Slack: Media too focused on breaking Te’o news first; speed should not trump accuracy
Manti Te’o’s fake, dead-undead-then-dead-again girlfriend is far and away the most depressing story of 2013. Though it’s only January, I think it’ll be hard to top. Though we should not care about this story in the first place, it represents a greater flaw in our society, regardless of the incident.
I won’t recount all of the soul-crushingly moronic details of this story. No matter what actually happened, Te’o is either a gigantic doofus, or a conniving, manipulative ambition-hound – and both are pretty disappointing. It’s not the first time a professional athlete has deceived us – hint: rhymes with “Flance Blarmstrong.”
But it’s the media that takes home the “I’m Terrified Of Where We’re Going As A Culture” award on this one. Because wow, did they blow this? And wow, are they making it worse as they try to collectively make it better?
Eating up the beautiful, made-up saga of Te’o and Lennay Kekua’s relationship, the cancer of getting it first versus getting it right has grown. Pete Thamel of Sports Illustrated magazine interviewed Te’o about the story a mere two hours before his deadline. Thamel was seemingly unperturbed by the utter lack of evidence that Kekua ever existed – no record of an accident, no records of her at Stanford University, nothing.
But no matter, right? It’s a great story and someone else might have gotten it sooner. Time is always short on the 24-hour news cycle.
Once the hoax – or conspiracy, or CIA cover-up, or whatever – came out,our fair fourth estate turned into a Marx Brothers sketch beyond imagination.
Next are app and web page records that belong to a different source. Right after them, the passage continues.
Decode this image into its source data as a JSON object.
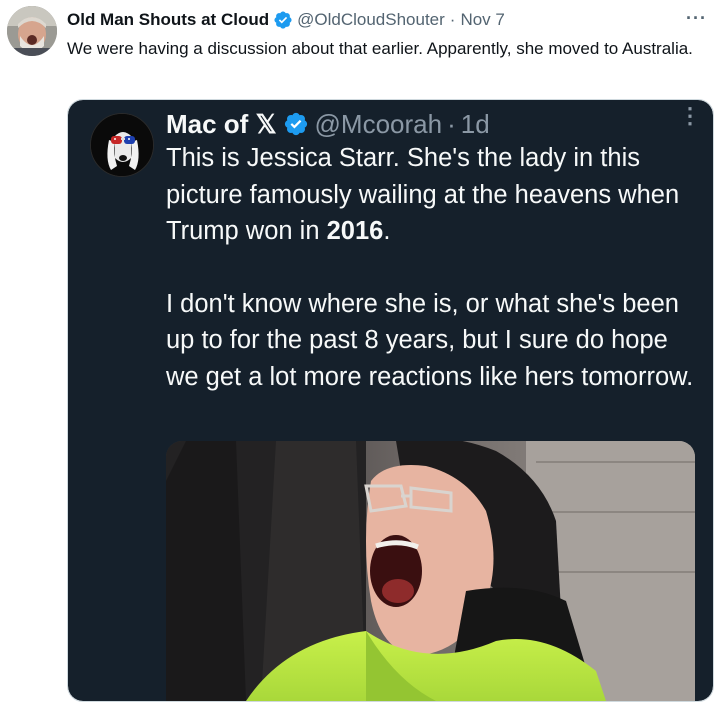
{
  "tweet": {
    "author": {
      "name": "Old Man Shouts at Cloud",
      "handle": "@OldCloudShouter",
      "separator": "·",
      "date": "Nov 7",
      "avatar_icon": "user-avatar-photo",
      "verified_icon": "verified-badge-icon"
    },
    "more_label": "···",
    "text": "We were having a discussion about that earlier. Apparently, she moved to Australia."
  },
  "quoted": {
    "author": {
      "name": "Mac of 𝕏",
      "handle": "@Mcoorah",
      "separator": "·",
      "date": "1d",
      "avatar_icon": "dog-avatar-icon",
      "verified_icon": "verified-badge-icon"
    },
    "more_label": "⋮",
    "text_paragraph_1_before": "This is Jessica Starr. She's the lady in this picture famously wailing at the heavens when Trump won in ",
    "text_paragraph_1_bold": "2016",
    "text_paragraph_1_after": ".",
    "text_paragraph_2": "I don't know where she is, or what she's been up to for the past 8 years, but I sure do hope we get a lot more reactions like hers tomorrow.",
    "media_description_icon": "photo-image"
  },
  "colors": {
    "verified_blue": "#1d9bf0",
    "quoted_background": "#15202b",
    "secondary_text": "#536471"
  }
}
Te’o got Jeremy Schaap and ESPN to agree to a private off-camera interview with an attorney present. Who else gets that? The president of the United States couldn’t negotiate those terms.
Schaap then relayed the discussion to viewers live on “SportsCenter,” like a go-between messenger in the middle of dying middle school romance.
The highlight of this grotesque exercise: a voice-cracking, David Schwimmer-esque moment where Schaap defended Te’o and said, “The way he explained it was very convincing.”
Schaap went on to praise Te’o for how calm and collected he seemed in the face of such adversity. Schaap also volunteered that he believed Te’o’s wild story, even though no one asked for his opinion.
I think I speak for the whole country when I say I am relieved Jeremy Schaap was not covering the Watergate break-in for The Washington Post in 1972.
Now, Te’o embarks on his public rehabilitation tour. His first on-camera interview will be with Katie Couric, known for asking tough questions – who could forget her intellectual jousting with the cagey Sarah Palin? One catch: Deadspin.com reported that Couric and Te’o happen to share the same publicist. It just gets better and better, right?
In the end, it is pretty sad we care so much about a linebacker’s made-up girlfriend when we really should care about how our journalists, the vaunted vanguard of the people’s truth, screwed up a basic human interest story in such monumental fashion.
We’ve seen many of these gaffes recently, and they probably won’t end here. But you have to ask yourself – if they can’t get this storycorrect, what are we to do with these Keystone Kops when it comes to the important stuff?
Kevin Slack is a senior television, radio and film major. His column appears weekly. He can be reached at email@example.com and followed on Twitter @kevinhslack.
Published on January 22, 2013 at 2:15 am